China Arrests Mother of Chinese Dissident Virologist Who Blamed Beijing for Virus Coverup

Chinese authorities recently arrested the mother of a Chinese virologist who spoke out about Beijing’s coverup of the COVID-19 pandemic.

Yan Limeng fled Hong Kong and sought asylum in the United States in April. She recently released a paper that she co-authored, claiming that the “biological characteristics” of the virus suggest it did not originate from nature. The study has not been peer-reviewed.

Yan confirmed her mother’s arrest with The Epoch Times on Oct. 5 but declined to provide further details.

Yan was born in the city of Qingdao in China’s eastern Shandong Province. A postdoctoral researcher at the University of Hong Kong before coming to the United States, Yan had worked at the university’s public health laboratory, which provides coronavirus research for the World Health Organization. On Dec. 31 last year, after Chinese authorities acknowledged dozens of infection cases in Wuhan, her supervisor asked her to conduct a “secret investigation” through her network in mainland China, she said in a prior interview.

Her boss soon took her off the case but then requested her input again not long after—with a warning not to “cross the red line,” she said.

The research, she said, led her to conclude that the situation was far grimmer than what Beijing had admitted and she began secretly delivering the information to the Western world.

Fearing retaliation for speaking out, she fled Hong Kong.

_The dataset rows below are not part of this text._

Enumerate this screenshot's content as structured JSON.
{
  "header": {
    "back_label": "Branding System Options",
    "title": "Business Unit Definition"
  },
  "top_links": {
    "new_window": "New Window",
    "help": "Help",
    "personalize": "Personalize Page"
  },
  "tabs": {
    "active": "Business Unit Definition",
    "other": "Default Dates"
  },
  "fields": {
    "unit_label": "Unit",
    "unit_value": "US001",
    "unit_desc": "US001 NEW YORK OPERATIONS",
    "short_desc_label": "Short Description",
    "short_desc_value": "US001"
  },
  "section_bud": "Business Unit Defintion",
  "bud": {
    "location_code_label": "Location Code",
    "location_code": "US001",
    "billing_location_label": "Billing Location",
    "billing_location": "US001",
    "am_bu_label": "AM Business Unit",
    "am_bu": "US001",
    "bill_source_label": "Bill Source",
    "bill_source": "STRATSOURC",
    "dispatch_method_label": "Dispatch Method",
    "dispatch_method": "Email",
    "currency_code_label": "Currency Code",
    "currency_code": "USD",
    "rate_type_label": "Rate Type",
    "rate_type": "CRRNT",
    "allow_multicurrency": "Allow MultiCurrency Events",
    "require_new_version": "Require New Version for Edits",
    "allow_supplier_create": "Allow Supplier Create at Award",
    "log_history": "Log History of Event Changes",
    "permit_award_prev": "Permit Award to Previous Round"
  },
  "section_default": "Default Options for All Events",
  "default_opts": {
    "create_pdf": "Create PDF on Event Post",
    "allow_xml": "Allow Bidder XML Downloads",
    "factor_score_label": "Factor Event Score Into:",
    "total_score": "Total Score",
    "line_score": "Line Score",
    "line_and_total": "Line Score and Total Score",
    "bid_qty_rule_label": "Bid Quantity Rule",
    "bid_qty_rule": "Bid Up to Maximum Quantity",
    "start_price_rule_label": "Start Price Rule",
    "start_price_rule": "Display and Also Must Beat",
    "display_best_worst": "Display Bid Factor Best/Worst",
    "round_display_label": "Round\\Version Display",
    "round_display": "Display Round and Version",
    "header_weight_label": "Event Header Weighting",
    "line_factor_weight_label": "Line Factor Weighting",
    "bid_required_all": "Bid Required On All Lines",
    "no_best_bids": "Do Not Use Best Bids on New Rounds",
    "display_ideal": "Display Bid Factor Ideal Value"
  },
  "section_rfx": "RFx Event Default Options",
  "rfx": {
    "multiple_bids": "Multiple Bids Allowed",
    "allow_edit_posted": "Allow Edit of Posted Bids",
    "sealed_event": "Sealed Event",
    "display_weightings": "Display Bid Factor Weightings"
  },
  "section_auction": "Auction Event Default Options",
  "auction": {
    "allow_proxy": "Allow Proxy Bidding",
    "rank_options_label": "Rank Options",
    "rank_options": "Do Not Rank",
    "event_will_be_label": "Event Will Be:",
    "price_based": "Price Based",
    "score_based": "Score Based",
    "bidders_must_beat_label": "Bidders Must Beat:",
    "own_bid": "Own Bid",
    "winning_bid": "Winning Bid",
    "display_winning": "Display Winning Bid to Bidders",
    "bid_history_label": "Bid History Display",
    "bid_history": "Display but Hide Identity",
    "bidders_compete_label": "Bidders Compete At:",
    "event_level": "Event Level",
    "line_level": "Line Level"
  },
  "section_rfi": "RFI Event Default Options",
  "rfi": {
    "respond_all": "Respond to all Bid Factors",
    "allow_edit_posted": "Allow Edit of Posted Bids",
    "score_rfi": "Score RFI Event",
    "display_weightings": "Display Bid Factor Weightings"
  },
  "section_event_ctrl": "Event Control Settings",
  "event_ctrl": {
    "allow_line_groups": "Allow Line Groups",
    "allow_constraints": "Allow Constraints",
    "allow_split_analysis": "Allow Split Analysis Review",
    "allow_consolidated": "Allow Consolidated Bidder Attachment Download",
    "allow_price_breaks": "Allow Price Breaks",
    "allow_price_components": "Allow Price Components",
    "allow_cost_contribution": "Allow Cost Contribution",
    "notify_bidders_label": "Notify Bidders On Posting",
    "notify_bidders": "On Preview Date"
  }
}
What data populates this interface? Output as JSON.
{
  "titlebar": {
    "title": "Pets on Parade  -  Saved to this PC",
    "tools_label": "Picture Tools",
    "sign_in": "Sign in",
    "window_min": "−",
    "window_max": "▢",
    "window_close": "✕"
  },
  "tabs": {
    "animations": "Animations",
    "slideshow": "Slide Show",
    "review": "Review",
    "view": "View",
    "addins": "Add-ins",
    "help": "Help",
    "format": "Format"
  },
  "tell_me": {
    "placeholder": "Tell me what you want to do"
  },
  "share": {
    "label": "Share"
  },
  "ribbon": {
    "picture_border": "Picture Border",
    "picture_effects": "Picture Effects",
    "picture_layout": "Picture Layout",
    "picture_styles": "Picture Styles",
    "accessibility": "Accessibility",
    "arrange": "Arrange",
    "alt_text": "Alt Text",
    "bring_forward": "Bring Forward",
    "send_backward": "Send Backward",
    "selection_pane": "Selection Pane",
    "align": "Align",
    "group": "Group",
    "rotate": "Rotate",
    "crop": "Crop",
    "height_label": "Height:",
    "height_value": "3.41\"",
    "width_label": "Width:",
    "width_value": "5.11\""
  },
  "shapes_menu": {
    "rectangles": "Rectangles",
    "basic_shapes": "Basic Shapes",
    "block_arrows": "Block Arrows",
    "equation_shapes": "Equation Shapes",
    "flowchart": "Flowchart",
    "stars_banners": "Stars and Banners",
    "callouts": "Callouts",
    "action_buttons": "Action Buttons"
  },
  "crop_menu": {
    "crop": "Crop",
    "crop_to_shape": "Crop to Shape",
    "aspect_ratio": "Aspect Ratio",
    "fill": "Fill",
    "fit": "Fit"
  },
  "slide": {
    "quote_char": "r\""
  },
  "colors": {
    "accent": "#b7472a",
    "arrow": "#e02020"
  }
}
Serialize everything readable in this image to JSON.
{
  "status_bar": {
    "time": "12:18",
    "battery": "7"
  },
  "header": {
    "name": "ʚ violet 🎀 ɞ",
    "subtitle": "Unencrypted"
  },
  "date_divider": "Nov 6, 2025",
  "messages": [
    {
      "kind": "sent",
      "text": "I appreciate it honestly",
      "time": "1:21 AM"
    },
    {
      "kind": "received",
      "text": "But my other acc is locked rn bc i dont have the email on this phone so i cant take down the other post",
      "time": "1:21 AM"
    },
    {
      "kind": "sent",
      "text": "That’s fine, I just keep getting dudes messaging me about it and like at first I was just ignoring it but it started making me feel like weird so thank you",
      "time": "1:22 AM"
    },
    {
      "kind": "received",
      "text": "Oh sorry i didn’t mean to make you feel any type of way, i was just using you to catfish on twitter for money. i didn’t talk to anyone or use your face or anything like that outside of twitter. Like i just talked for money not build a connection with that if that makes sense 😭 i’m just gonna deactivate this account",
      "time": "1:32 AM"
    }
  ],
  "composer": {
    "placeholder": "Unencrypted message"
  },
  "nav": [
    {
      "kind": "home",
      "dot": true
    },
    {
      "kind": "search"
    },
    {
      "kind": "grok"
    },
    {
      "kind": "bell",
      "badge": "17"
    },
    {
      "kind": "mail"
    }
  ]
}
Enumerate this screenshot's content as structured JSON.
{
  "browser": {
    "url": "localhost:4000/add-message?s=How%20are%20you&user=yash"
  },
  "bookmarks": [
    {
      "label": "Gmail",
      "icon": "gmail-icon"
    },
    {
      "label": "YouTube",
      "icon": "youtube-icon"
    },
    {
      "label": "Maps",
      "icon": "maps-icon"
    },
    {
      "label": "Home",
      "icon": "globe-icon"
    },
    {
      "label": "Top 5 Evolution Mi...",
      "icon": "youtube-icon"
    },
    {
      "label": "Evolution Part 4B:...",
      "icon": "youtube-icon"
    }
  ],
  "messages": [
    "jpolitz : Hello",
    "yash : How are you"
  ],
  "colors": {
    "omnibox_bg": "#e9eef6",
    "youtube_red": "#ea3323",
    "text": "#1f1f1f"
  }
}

Chinese authorities threatened her family in mainland China, while Hong Kong police pried information about her from all her friends, claiming that she was “involved in a criminal case,” she said.

The scientific community has pushed back on her claims after she linked the virus’ origins to a lab in Wuhan in her latest paper, with some calling it speculative. Twitter quickly banned her account after she announced the paper in a tweet.

The University of Hong Kong acknowledged Yan was a former employee at the university, but disavowed any of Yan’s “past or present opinions and views” in a July 11 press release following her first interview with U.S. media.